Illustration: Ryan Ostrander
It says: "Dear customer: You want our work to be good, fast and cheap. Pick any two."
I have often thought about that sign, and how choosing any two of those options automatically prohibits the third.
I've even thought about putting up something similar in my office. However, I decided that we could never offer such an option.
That's because we want all our work to be good. Furthermore, I have a strong aversion to working cheaply. And, lastly, haste
makes waste. (To coin a phrase.)
Things go wrong when we try to hurry our work. For example, one day my friend, Chance Deepcut, had a very full surgical schedule.
He knew he could finish it if he "pulled out all the stops." He told his surgical technician to speed it up as well.
Things went smoothly until the third procedure, when the spay incision suddenly turned into a surprise cystotomy. Apparently
the hurried tech forgot to express the bladder.
Wait a minute! That incident didn't just happen to Chance Deepcut. It happened to you. In fact, it happened to all of us —
at least to those of us who have been in practice a few decades.
For another example, let's look to our friend and colleague, Dr. Skewer.
He was doing an open reduction on a fracture and inserting a Steinmann pin. Working the chuck with his right hand and bracing
the stifle joint with his left, he worked up a sweat driving that pin through bone.
Moments later, he was rewarded with the sight of the pin protruding through the distal femur right where he wanted it. Unfortunately,
that sight included the visualization of the pin protruding from the top of his left hand. But wait! That wasn't Lance Skewer.
It was you again, along with all the rest of us. Piercing a bone pin of some sort through the web of tissue between your thumb
and palm is a mandatory veterinary right of passage.
If you fail to see yourself in these examples, perhaps you will in what happened to Dr. Pursuit.
She assured the owners of a kitten that it could be safely spayed at 12 weeks of age. Now, in the middle of surgery, she just
couldn't find the right parts. Where were the uterus and ovaries? Was this kitten born without the right stuff? Of course
not! Dr. Pursuit ... I mean you ... No, I mean all of us ... were spaying a young tom cat.
Oh sure, you can blame the technician who failed to do a pre-op sex check carefully.

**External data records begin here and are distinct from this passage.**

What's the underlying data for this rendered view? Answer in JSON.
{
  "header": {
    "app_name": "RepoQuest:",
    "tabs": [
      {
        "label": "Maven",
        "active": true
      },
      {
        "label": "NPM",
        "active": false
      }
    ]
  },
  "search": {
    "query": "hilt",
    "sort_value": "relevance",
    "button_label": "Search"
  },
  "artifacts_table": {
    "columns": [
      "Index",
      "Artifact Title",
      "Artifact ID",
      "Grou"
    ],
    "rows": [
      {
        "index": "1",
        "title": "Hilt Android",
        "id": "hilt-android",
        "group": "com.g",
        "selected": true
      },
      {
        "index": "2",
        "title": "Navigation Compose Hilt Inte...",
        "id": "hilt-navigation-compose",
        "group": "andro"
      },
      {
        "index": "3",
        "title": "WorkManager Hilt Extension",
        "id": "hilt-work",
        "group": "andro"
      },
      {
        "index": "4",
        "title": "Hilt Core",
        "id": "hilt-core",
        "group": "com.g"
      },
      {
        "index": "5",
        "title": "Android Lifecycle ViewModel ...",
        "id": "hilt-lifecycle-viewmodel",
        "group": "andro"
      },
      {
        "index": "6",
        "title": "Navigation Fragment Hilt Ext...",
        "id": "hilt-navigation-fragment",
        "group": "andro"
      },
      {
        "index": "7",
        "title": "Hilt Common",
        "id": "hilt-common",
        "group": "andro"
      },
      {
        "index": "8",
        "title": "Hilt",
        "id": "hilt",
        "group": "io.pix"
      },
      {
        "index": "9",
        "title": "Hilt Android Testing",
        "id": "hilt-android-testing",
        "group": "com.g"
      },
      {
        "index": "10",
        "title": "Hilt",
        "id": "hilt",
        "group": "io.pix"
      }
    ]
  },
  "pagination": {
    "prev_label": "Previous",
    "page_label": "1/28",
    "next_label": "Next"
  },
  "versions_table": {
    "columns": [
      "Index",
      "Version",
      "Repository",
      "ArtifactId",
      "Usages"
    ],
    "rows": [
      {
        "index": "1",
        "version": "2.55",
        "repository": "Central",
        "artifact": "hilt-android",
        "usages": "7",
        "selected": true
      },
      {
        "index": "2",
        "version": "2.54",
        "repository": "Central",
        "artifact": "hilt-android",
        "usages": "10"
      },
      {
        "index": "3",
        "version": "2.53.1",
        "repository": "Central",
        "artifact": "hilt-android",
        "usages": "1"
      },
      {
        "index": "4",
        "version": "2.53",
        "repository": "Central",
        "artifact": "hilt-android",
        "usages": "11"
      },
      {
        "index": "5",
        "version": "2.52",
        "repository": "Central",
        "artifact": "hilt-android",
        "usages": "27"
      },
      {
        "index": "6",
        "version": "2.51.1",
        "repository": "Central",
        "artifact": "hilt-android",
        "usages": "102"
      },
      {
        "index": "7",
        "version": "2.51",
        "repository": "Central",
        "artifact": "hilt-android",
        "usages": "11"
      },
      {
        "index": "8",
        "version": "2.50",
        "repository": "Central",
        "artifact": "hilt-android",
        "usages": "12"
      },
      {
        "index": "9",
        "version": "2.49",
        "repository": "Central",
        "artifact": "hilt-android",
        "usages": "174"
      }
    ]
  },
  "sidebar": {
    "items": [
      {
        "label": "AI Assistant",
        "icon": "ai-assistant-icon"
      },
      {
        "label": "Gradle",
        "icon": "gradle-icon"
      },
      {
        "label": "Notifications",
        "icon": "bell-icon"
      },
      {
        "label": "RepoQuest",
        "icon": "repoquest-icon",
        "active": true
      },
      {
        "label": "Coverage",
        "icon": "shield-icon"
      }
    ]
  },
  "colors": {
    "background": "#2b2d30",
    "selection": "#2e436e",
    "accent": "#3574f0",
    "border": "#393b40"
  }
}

You could also blame someone else for
not checking the bladder on that instant cystotomy case.
However, when all is said and done, the responsibility lies with you.

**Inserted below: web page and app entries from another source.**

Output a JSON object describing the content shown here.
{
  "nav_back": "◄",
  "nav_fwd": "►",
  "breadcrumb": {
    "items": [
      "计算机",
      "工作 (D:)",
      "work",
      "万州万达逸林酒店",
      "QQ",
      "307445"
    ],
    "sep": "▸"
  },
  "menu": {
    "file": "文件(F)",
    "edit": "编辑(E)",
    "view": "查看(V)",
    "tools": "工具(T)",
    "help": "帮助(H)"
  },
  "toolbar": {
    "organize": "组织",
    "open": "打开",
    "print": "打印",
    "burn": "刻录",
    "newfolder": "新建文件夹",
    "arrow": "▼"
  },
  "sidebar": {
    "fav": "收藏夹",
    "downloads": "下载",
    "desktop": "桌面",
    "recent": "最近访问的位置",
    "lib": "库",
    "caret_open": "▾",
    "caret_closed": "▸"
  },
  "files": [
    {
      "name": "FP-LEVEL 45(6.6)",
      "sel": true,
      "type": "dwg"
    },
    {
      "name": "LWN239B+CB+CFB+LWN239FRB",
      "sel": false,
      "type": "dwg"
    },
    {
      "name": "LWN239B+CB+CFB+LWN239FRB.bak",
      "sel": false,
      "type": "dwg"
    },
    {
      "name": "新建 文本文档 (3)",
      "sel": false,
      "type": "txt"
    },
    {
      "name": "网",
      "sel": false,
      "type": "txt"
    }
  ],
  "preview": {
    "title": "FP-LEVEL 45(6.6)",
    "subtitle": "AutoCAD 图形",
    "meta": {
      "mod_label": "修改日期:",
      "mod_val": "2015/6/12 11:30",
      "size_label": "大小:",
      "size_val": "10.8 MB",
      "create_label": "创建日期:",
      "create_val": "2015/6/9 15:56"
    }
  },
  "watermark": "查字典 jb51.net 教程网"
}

Now, you may feel that I have been picking on you. You may even claim that you never made any of these mistakes. Frankly,
I don't believe you.

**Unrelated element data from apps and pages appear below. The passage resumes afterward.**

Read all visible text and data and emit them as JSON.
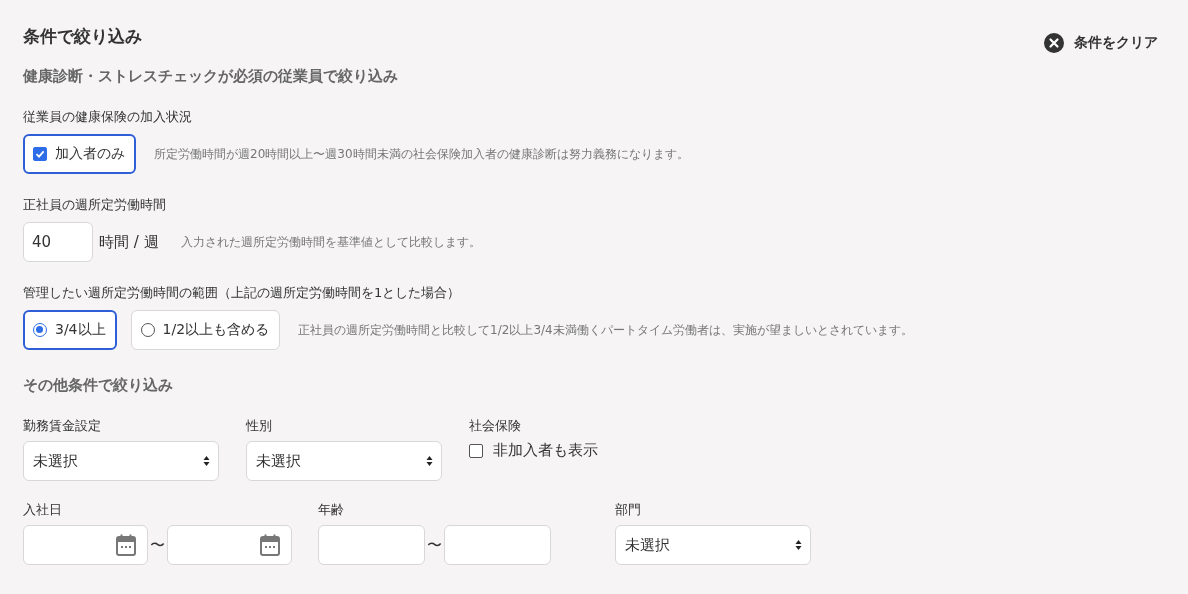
{
  "title": "条件で絞り込み",
  "clear_button": {
    "label": "条件をクリア"
  },
  "health_section": {
    "heading": "健康診断・ストレスチェックが必須の従業員で絞り込み",
    "insurance": {
      "label": "従業員の健康保険の加入状況",
      "option": {
        "label": "加入者のみ",
        "checked": true
      },
      "note": "所定労働時間が週20時間以上〜週30時間未満の社会保険加入者の健康診断は努力義務になります。"
    },
    "hours": {
      "label": "正社員の週所定労働時間",
      "value": "40",
      "unit": "時間 / 週",
      "note": "入力された週所定労働時間を基準値として比較します。"
    },
    "range": {
      "label": "管理したい週所定労働時間の範囲（上記の週所定労働時間を1とした場合）",
      "options": [
        {
          "label": "3/4以上",
          "selected": true
        },
        {
          "label": "1/2以上も含める",
          "selected": false
        }
      ],
      "note": "正社員の週所定労働時間と比較して1/2以上3/4未満働くパートタイム労働者は、実施が望ましいとされています。"
    }
  },
  "other_section": {
    "heading": "その他条件で絞り込み",
    "wage": {
      "label": "勤務賃金設定",
      "value": "未選択"
    },
    "gender": {
      "label": "性別",
      "value": "未選択"
    },
    "social": {
      "label": "社会保険",
      "option": {
        "label": "非加入者も表示",
        "checked": false
      }
    },
    "join_date": {
      "label": "入社日",
      "separator": "〜"
    },
    "age": {
      "label": "年齢",
      "separator": "〜"
    },
    "department": {
      "label": "部門",
      "value": "未選択"
    }
  }
}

However, I'm willing to give you the benefit of the doubt. Maybe you didn't do them all. So, like the sign says, pick any
Dr. Obenski owns Allentown Clinic for Cats in Allentown, Pa.